reach, the curve of the dipping lugsail is a thing of efficient beauty
producing great power with seemingly little effort.
Traditionally this rig was used by boats where short tacking
wasn't the norm, as it is a grand sail for running free.
And the simplicity of the rig and the lack of gear as well as
the ease with which everything can be unshipped made it an excellence
sail rig for driftnet fishing.
Having caught their fish the next priority was a powerful rig
to get the catch home to market as quickly as possible.
traditional method for tacking the dipping lug is to lower the sail as
she comes through the wind, cast off the tack tie down, carry the sail
and yard around to the new leeward side of the boat, reattach the tack
line and re-raise the sail.
If done smartly enough this can be accomplished in time to
settle on the new tack but that is a lot of work where short tacks are
On small boats the yard can be dipped, in other words the yard
isn't dropped fully just far enough for the front end of the yard to
hauled down far enough for it to be swung aft around the mast.

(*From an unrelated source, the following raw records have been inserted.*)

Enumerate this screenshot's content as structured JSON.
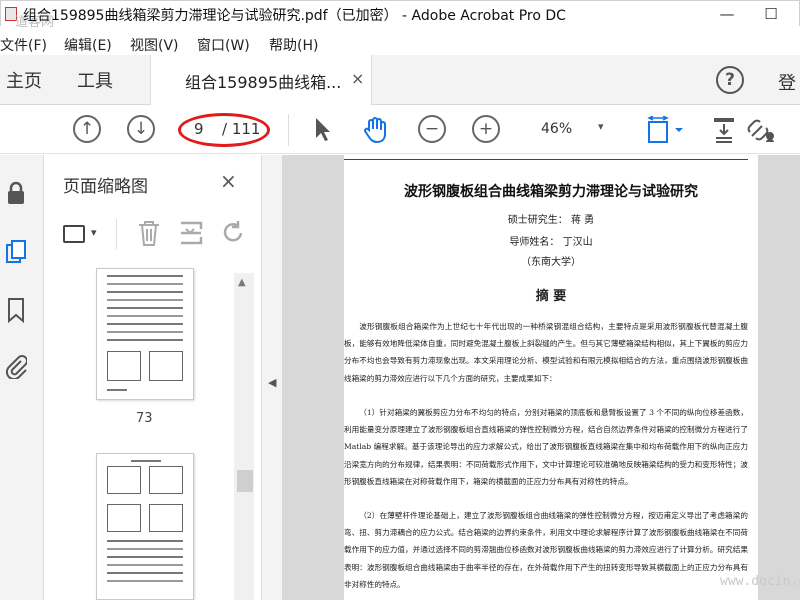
{
  "window": {
    "title": "组合159895曲线箱梁剪力滞理论与试验研究.pdf（已加密） - Adobe Acrobat Pro DC",
    "watermark_logo": "道客网",
    "minimize_glyph": "—",
    "maximize_glyph": "☐"
  },
  "menu": [
    "文件(F)",
    "编辑(E)",
    "视图(V)",
    "窗口(W)",
    "帮助(H)"
  ],
  "tabs": {
    "home": "主页",
    "tools": "工具",
    "document": "组合159895曲线箱...",
    "close_glyph": "×",
    "help_glyph": "?",
    "login": "登"
  },
  "toolbar": {
    "prev_glyph": "↑",
    "next_glyph": "↓",
    "page_current": "9",
    "page_total": "/ 111",
    "zoom_out_glyph": "−",
    "zoom_in_glyph": "+",
    "zoom": "46%",
    "zoom_caret": "▾"
  },
  "thumbnails_panel": {
    "title": "页面缩略图",
    "close_glyph": "×",
    "page_label": "73"
  },
  "document": {
    "title": "波形钢腹板组合曲线箱梁剪力滞理论与试验研究",
    "author": "硕士研究生： 蒋 勇",
    "advisor": "导师姓名： 丁汉山",
    "school": "（东南大学）",
    "abstract_heading": "摘 要",
    "para1": "波形钢腹板组合箱梁作为上世纪七十年代出现的一种桥梁钢混组合结构，主要特点是采用波形钢腹板代替混凝土腹板，能够有效地降低梁体自重，同时避免混凝土腹板上斜裂缝的产生。但与其它薄壁箱梁结构相似，其上下翼板的剪应力分布不均也会导致有剪力滞现象出现。本文采用理论分析、模型试验和有限元模拟相结合的方法，重点围绕波形钢腹板曲线箱梁的剪力滞效应进行以下几个方面的研究，主要成果如下：",
    "para2": "（1）针对箱梁的翼板剪应力分布不均匀的特点，分别对箱梁的顶底板和悬臂板设置了 3 个不同的纵向位移差函数，利用能量变分原理建立了波形钢腹板组合直线箱梁的弹性控制微分方程，结合自然边界条件对箱梁的控制微分方程进行了 Matlab 编程求解。基于该理论导出的应力求解公式，给出了波形钢腹板直线箱梁在集中和均布荷载作用下的纵向正应力沿梁宽方向的分布规律，结果表明：不同荷载形式作用下，文中计算理论可较准确地反映箱梁结构的受力和变形特性；波形钢腹板直线箱梁在对称荷载作用下，箱梁的横截面的正应力分布具有对称性的特点。",
    "para3": "（2）在薄壁杆件理论基础上，建立了波形钢腹板组合曲线箱梁的弹性控制微分方程，按迈甫定义导出了考虑箱梁的弯、扭、剪力滞耦合的应力公式。结合箱梁的边界约束条件，利用文中理论求解程序计算了波形钢腹板曲线箱梁在不同荷载作用下的应力值，并通过选择不同的剪滞翘曲位移函数对波形钢腹板曲线箱梁的剪力滞效应进行了计算分析。研究结果表明：波形钢腹板组合曲线箱梁由于曲率半径的存在，在外荷载作用下产生的扭转变形导致其横截面上的正应力分布具有非对称性的特点。"
  },
  "watermark_url": "www.docin.com",
  "colors": {
    "annotation_circle": "#e01b1b",
    "toolbar_bg": "#f3f3f3",
    "doc_bg": "#d8d8d8"
  }
}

I am perfectly aware that the majority of Wooden Boat aficionados are sensible folk. However, I need to point out that I am an amateur wooden boat enthusiast simply writing in order to try to help other amateur wooden boat enthusiasts. And while I take every care to ensure that the information in DIY Wood Boat.com is correct, anyone acting on the information on this website does so at their own risk.